“At first the new lodge at Nanuk will be used as the main kitchen, dining room and lounge for the guests,” said Nolan. “Later we will be adding sleeping quarters to it.”

Born and raised in Churchill, Manitoba, Nolan also spent 10 years in the Yukon, and has been around either polar bears or grizzly bears all his life. The 40-year-old “bear” veteran started out in the lodge business over 25 years ago with Doug Webber at North Knife Lake Lodge, doing whatever it took to make the facilities run smoothly, and it has been a natural progression to the polar bear lodges of Churchill Wild.

“You deal with polar bears in Churchill and grizzlies in the Yukon,” said Nolan. “When you’re salmon fishing in the Yukon, the grizzlies are basically doing what you’re doing. You share the river with them and you have to be careful.”

Nolan has also fished for brook trout in the Mistikokan River near Nanuk Polar Bear Lodge. In that case it was the polar bears he had to watch out for.

“Bears are in my blood,” he said. “I’m looking forward to this. And the three different lodges each have something unique about them, so it’s always interesting. Dymond Lake Lodge is on the tree line and the lake; Seal River Heritage Lodge is right on the Hudson Bay coast; and Nanuk Polar Bear Lodge is located on the coast in the historically significant area of York Factory, surrounded by two of the largest and most powerful rivers in Canada, the Nelson and the Hayes.”
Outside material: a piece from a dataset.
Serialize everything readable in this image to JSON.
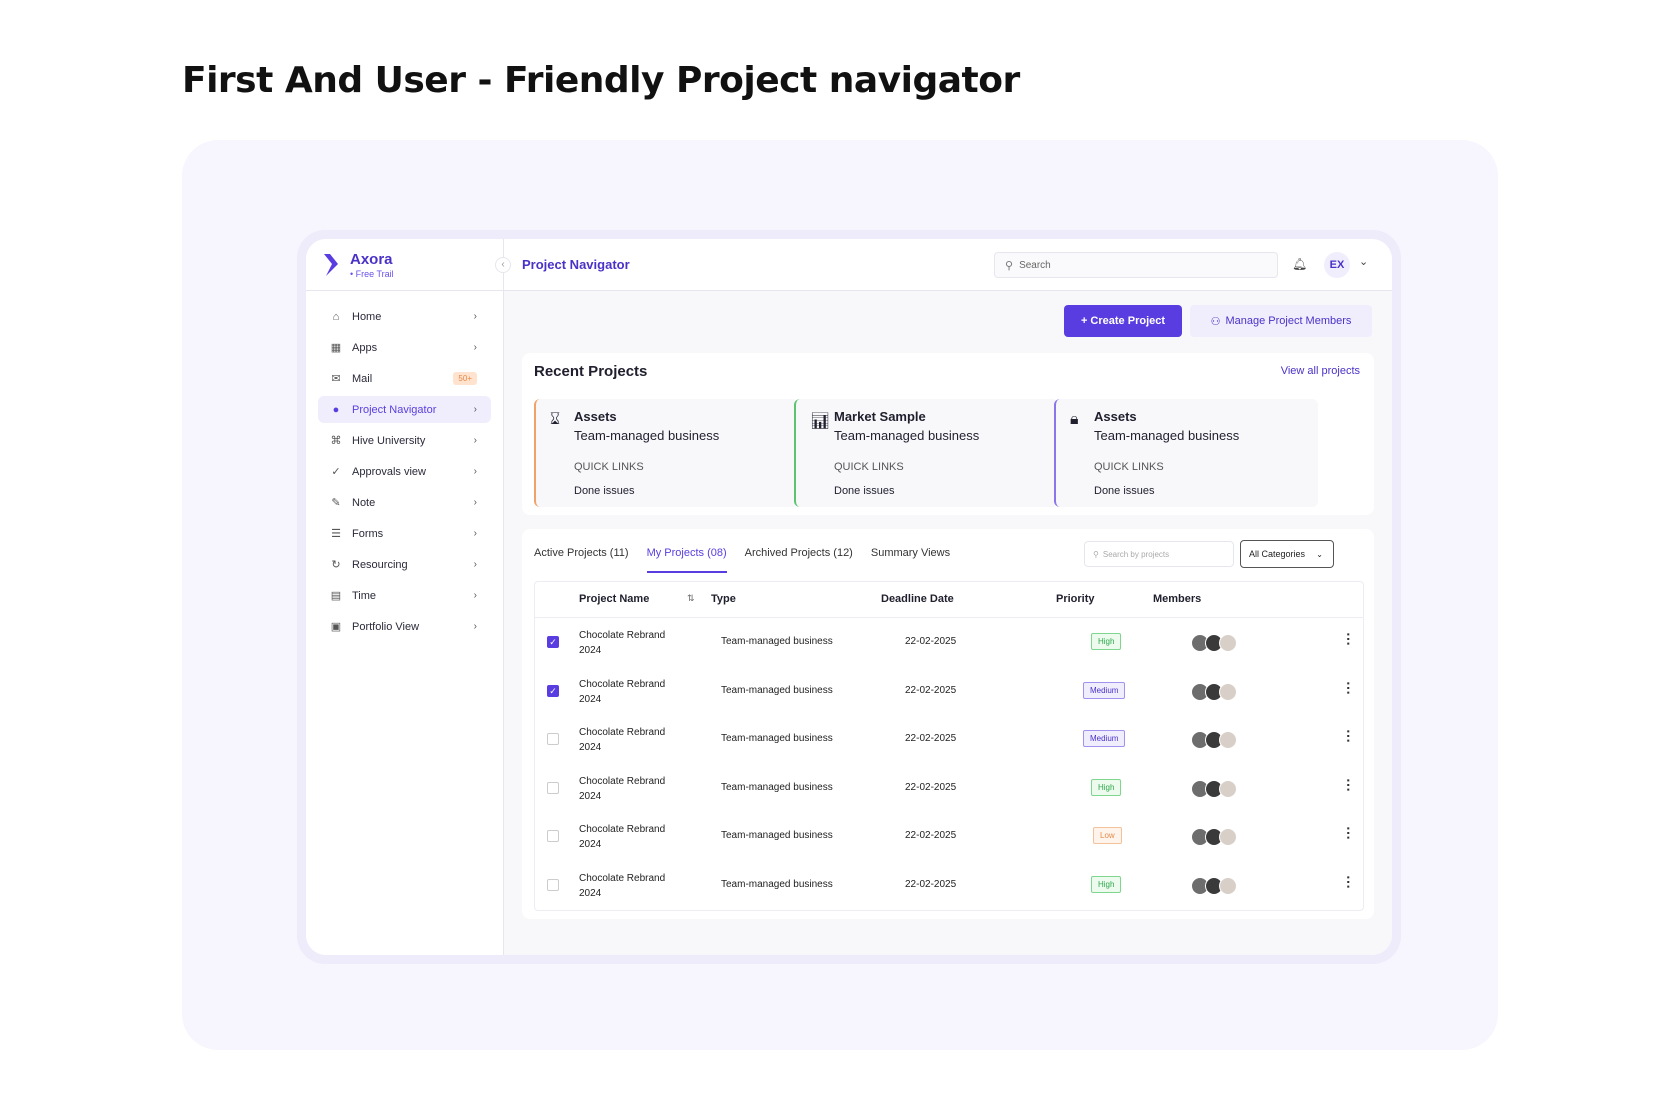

“We had our best season ever at Dymond Lake Lodge last year. There was good bear traffic and it’s always fun to be out walking with the guests when the polar bears are around. The feeling people get when they first see a polar bear up close in its home environment is almost indescribable. I’ve been around bears all my life and my heart still races when I see a polar bear.”

“Last year was also an excellent year at Nanuk Polar Bear Lodge,” continued Nolan. “We saw both black bears and polar bears on a daily basis, and all kinds of other wildlife. The black bears and the polar bears never get too close to each other. The black bears run away when the polar bears move in. I’m really looking forward to getting back up there this season and hanging out with the bears.”

“It’s my dream job.”

Nolan Booth (Center) with Polar Bear Guides Steve Schellenberg (Left) and Terry Elliot (Right))

Nolan Booth (Center) with Polar Bear Guides Steve Schellenberg (Left) and Terry Elliot (Right))

Our newest addition to Dymond Lake Eco-Lodge!

Our newest addition to Dymond Lake Eco-Lodge!

We’ve added a new cabin to our Dymond Lake Eco-Lodge property. More creature comforts for our guests on the Great Ice Bear adventure! The Great Ice Bear adventure takes place in prime polar bear season in October and November, when the polar bears congregate in large numbers on the coast of Hudson Bay, as they wait for the Bay to freeze so that they can begin their annual hunt. More here…